The Butterfly Effect is where one moment can change the course of history. In this case one tournament altered snooker’s history books.
Today’s German Masters marks the first time a snooker event has been held outside of the UK since the Covid-19 pandemic took hold almost two years ago.
And we take a look back at Ronnie O’Sullivan’s career-changing triumph at the popular Berlin-based event a decade ago. The Rocket beat Stephen Maguire 9-7 in the famous final and ascended to become the green-baize GOAT.
But it could have been all so different. O’Sullivan’s career was at a crossroads and on the verge of spiralling out of control. There were genuine fears he could quit the sport for good in 2012.
He had completely lost his love for the game and the previous season was a total write off for the tortured genius. O’Sullivan pulled out of the Shanghai Masters and German Masters, as well as 10 out of 12 PTC events, and lost in every first round match he played between the 2010 UK Championship and 2011 China Open.
It was not looking good for the most talented player to ever pick up a cue. His game was at an unimaginable low ebb and his mental state sadly at its worst since infamously walking out of his UK Championship quarter-final against Stephen Hendry in 2006.
His private life was in disarray and things got so bad he pulled out of the 2011 World Championship, only to u-turn when asked to provide written confirmation.
It was around this time that the Rocket thankfully turned to renowned sports psychiatrist Dr. Steve Peters to resurrect his nose-diving career. And it proved to be the best decision the mercurial star ever made.
Peters had worked with the successful Team GB cycling squad at the 2008 Beijing Olympics and the Liverpool football team. But he took on the unenviable task of quieting O’Sullivan’s troubled mind.
At the time O’Sullivan said: "A friend said to me in China that I should see this bloke. I'll try anything that might work.”
The game’s biggest star headed to Berlin ranked 14th in the world and in the middle of an uncharacteristic two-and-a-half-year ranking title drought. With the way O'Sullivan had been playing there was every chance he would have to qualify for the 2012 World Championship.
But by the time he left the German capital the Rocket was ready for lift off and the rest is in the annuls of the history books.
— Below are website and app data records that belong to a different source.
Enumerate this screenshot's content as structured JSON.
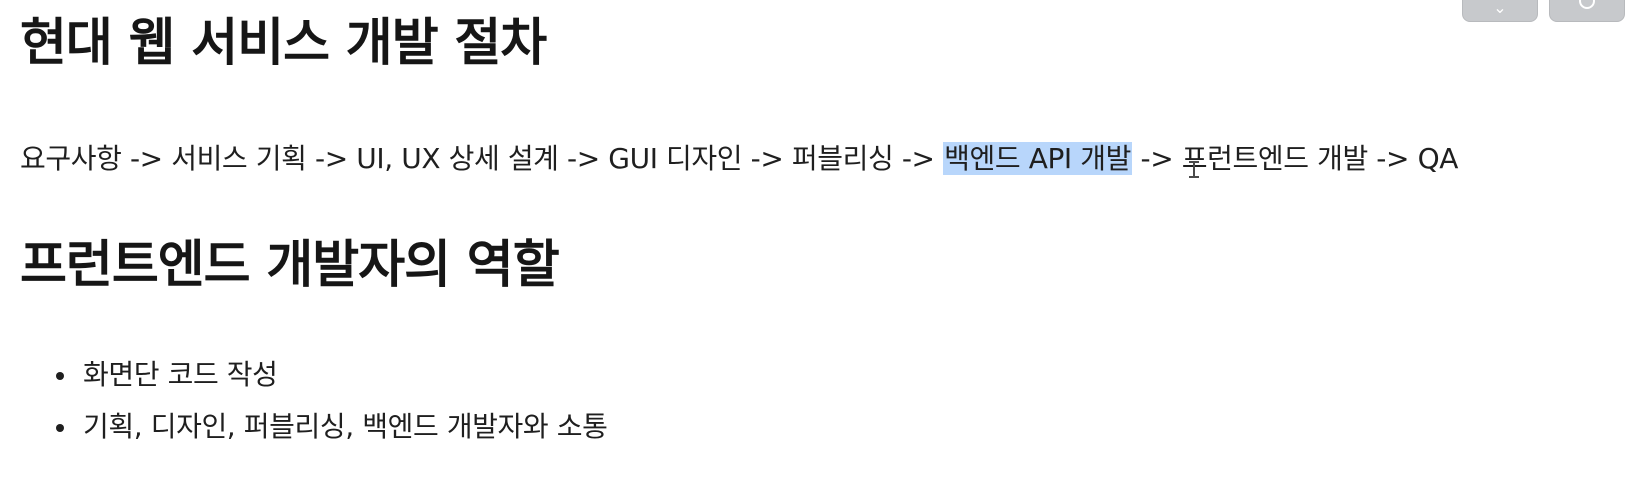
{
  "page": {
    "title": "현대 웹 서비스 개발 절차",
    "process": {
      "before_selection": "요구사항 -> 서비스 기획 -> UI, UX 상세 설계 -> GUI 디자인 -> 퍼블리싱 -> ",
      "selected": "백엔드 API 개발",
      "after_selection": " -> 프런트엔드 개발 -> QA"
    },
    "section_title": "프런트엔드 개발자의 역할",
    "roles": [
      "화면단 코드 작성",
      "기획, 디자인, 퍼블리싱, 백엔드 개발자와 소통"
    ]
  },
  "toolbar": {
    "buttons": [
      {
        "icon": "share-icon"
      },
      {
        "icon": "circle-icon"
      }
    ]
  },
  "colors": {
    "text": "#1f1f1f",
    "selection": "#b8d6fb",
    "top_button": "#c7c9cc"
  }
}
That carer-turning triumph didn’t come without its troubles. Peters had to do everything in his power just to ensure O’Sullivan got on the plane to compete.
And he was on the brink of an embarrassing first-round whitewash to journeyman Andrew Higginson when he went into the interval of their best-of-nine-frame encounter 4-0 down.
The English cueman snookered himself on the last red, and effectively match ball, for a 5-1 win. O’Sullivan fought back as he pocketed match breaks of 86, 63, 60, 66 and 56 to get through by the skin of his teeth.
O’Sullivan then hammered Joe Perry 5-1, came back from 3-1 down to beat Matthew Stevens before a routine 6-4 win over Stephen Lee to reach the final.
And the then 36-year-old needed to produce another courageous comeback as he bravely battled back from 5-2 down to land the welcome title 9-7 at former UK champion Maguire’s expense.
How different could snooker’s landscape be had O’Sullivan not teamed up with Peters and then won at the Tempodrom? It’s not worth thinking about.
Just three months later the Rocket landed his fourth World Championship at the sport’s spiritual Sheffield home and successfully defended his coveted title in 2013.
And that begs the question of how many could he have won had he not squandered commanding 8-3 and 10-5 leads for a third consecutive Crucible crown as Mark Selby stopped him in his tracks in the 2014 final?
O’Sullivan eventually landed a sixth world title in 2020 to match legends Ray Reardon and Steve Davis. He is now within striking distance of Stephen Hendry’s record seven, which was unfathomable a decade ago.
Since winning his 23rd ranking title in February 2012, the Rocket has blown away every record in the game other than Hendry’s elusive haul on the grandest stage.
The 46-year-old stands alone on 38 ranking titles, 20 Triple Crown; World Championship, UK Championship (record seven), and Masters (record seven) wins, most maximum 147s (15) and is the only man to surpass 1,000 career century breaks.